Catholic churches and organizations are gearing up for the Lenten season by hosting fish fries on Fridays, as Catholics abstain from eating meat until Easter. The Toledo Catholic Diocese has nearly 50 parishes participating this year. Most Blessed Sacrament, a parish in Toledo, Ohio, is bringing back its in-person fish fry after two years of only offering pick-up due to the COVID-19 pandemic.
Father Michael Geiger of the Most Blessed Sacrament said that they expect to have hundreds of people in their auditorium every Friday during Lent. The parish plans to serve around 800 pounds of fish, 400 pounds of potatoes, 100 pounds of homemade coleslaw, and desserts to the estimated 800 people expected to attend the event.
Geiger said that fish fries are a great way to bring people together in solidarity during Lent. He added that the event helps people to fast and follow their religious beliefs in a profound way. The co-chairs of Most Blessed Sacrament’s fish fries, Laurie McHugh and Carla Majewski, said they are excited to bring back the festivities in person.
McHugh said that around 25 people help with preparations the day before the event, and approximately 100 volunteers will clean, prepare, and serve food. She added that preparations for the fish fries begin in October.

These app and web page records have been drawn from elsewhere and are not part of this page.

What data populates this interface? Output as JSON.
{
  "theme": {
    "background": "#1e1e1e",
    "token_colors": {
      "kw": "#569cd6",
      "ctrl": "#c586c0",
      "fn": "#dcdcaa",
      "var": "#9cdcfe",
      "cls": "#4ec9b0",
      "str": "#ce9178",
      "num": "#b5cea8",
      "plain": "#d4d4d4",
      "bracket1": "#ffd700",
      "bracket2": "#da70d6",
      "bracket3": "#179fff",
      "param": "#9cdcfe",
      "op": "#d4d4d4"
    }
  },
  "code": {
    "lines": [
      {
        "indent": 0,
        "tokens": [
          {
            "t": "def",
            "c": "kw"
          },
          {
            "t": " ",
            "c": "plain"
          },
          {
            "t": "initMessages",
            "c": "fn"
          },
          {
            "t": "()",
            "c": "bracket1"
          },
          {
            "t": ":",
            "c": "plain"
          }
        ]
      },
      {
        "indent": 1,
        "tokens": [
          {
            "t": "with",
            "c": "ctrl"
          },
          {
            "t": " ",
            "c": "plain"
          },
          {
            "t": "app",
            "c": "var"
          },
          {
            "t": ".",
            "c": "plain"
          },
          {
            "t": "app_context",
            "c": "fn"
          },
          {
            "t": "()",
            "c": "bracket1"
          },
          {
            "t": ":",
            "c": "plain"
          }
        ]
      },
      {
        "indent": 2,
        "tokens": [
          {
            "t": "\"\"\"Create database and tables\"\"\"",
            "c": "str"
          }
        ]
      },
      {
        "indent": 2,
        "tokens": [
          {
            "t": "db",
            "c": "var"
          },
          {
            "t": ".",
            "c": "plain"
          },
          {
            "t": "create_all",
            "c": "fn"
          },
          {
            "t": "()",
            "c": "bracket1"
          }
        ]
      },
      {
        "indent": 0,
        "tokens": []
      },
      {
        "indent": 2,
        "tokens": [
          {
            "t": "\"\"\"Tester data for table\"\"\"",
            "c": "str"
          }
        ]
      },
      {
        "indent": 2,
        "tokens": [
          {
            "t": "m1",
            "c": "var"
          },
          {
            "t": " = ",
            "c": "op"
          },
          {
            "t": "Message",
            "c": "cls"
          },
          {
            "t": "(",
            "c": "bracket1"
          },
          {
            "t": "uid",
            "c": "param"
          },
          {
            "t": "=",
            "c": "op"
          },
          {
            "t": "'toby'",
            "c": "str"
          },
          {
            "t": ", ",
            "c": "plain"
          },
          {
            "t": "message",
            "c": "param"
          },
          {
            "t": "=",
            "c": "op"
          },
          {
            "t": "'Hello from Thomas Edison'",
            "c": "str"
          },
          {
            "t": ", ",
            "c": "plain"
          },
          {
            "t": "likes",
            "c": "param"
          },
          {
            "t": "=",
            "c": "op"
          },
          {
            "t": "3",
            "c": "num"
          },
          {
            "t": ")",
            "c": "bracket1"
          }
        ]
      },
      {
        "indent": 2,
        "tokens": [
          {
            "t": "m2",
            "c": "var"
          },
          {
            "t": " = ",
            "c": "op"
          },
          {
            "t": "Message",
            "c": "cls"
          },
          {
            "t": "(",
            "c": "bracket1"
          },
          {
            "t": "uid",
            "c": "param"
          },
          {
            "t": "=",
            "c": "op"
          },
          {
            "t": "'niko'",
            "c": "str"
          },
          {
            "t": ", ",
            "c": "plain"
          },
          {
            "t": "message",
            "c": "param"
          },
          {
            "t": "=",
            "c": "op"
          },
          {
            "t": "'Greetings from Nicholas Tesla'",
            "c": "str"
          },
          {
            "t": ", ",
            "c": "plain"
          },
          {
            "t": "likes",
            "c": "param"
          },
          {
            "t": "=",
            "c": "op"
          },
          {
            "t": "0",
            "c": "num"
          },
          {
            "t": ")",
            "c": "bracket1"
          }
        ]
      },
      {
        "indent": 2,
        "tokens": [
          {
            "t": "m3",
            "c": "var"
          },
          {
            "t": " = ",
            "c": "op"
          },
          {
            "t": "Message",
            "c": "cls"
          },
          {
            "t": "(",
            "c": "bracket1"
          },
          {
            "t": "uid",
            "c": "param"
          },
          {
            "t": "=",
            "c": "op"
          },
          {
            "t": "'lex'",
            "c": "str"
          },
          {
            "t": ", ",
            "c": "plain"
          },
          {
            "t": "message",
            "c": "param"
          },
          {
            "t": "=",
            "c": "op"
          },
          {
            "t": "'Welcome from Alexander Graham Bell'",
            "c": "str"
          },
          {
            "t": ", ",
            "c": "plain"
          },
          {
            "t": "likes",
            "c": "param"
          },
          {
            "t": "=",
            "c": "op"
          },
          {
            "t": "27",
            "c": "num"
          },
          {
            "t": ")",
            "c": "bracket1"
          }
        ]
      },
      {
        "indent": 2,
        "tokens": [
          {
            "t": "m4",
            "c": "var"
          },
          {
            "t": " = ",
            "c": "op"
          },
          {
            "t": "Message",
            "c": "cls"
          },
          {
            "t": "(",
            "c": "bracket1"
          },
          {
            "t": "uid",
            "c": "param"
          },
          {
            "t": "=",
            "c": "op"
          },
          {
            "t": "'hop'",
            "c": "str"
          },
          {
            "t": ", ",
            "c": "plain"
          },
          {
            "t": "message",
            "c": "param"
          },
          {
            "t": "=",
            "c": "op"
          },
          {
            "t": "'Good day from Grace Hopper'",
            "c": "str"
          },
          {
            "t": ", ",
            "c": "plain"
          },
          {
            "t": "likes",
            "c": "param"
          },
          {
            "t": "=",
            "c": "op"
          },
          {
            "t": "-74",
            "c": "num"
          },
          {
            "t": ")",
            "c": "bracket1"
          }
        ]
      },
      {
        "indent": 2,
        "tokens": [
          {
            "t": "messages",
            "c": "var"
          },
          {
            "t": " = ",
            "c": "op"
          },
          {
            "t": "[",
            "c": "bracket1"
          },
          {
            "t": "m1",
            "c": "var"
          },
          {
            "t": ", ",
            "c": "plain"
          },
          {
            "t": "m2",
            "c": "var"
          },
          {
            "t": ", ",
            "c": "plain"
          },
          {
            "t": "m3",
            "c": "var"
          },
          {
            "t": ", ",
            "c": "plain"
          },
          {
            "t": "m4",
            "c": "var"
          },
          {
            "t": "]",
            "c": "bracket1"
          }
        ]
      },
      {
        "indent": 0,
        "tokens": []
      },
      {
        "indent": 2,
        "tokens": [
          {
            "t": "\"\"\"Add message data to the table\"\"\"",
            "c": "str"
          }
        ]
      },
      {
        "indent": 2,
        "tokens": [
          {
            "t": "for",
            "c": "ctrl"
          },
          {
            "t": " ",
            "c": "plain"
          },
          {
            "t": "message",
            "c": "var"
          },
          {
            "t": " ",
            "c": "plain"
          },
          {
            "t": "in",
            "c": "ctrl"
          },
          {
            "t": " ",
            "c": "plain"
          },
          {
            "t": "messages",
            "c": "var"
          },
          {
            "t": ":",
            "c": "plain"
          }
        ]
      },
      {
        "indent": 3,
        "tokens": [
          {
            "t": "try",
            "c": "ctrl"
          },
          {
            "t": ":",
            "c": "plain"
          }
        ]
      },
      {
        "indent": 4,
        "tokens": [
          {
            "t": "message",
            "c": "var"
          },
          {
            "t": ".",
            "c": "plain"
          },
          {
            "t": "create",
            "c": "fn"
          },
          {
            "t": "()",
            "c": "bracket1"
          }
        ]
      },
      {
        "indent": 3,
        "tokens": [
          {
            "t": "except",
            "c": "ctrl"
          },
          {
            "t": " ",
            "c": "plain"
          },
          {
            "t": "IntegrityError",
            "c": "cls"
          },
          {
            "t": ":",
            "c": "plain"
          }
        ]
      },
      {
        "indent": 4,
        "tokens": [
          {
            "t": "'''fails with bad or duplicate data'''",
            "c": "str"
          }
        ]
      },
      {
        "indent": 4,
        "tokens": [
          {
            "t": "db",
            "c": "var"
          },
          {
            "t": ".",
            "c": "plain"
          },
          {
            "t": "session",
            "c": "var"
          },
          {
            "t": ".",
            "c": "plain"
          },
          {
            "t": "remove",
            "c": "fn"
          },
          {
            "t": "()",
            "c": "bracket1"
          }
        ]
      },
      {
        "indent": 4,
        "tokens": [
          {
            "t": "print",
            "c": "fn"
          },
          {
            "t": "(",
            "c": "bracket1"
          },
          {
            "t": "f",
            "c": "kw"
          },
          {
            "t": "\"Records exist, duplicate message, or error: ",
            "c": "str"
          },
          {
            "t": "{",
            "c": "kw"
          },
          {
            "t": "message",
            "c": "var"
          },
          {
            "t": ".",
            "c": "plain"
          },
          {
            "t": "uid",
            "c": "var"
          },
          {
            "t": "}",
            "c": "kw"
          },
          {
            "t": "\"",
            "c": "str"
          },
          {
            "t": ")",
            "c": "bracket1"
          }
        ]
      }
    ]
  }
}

The parish raised its prices to cover the costs of growing the ministry for school, salaries, and the church. Geiger said that the prices range from $10 to $15, depending on age. Children under five years old can eat for free. Despite the price increase, Geiger emphasized that the event is still an economical choice and offers fantastic food.
Fish fries are a long-standing tradition during the Lenten season. They offer people an opportunity to come together, enjoy a meal, and follow their religious beliefs in solidarity. By bringing back in-person fish fries, Most Blessed Sacrament is allowing people to reconnect with their community and enjoy a traditional meal together after a difficult couple of years during the pandemic.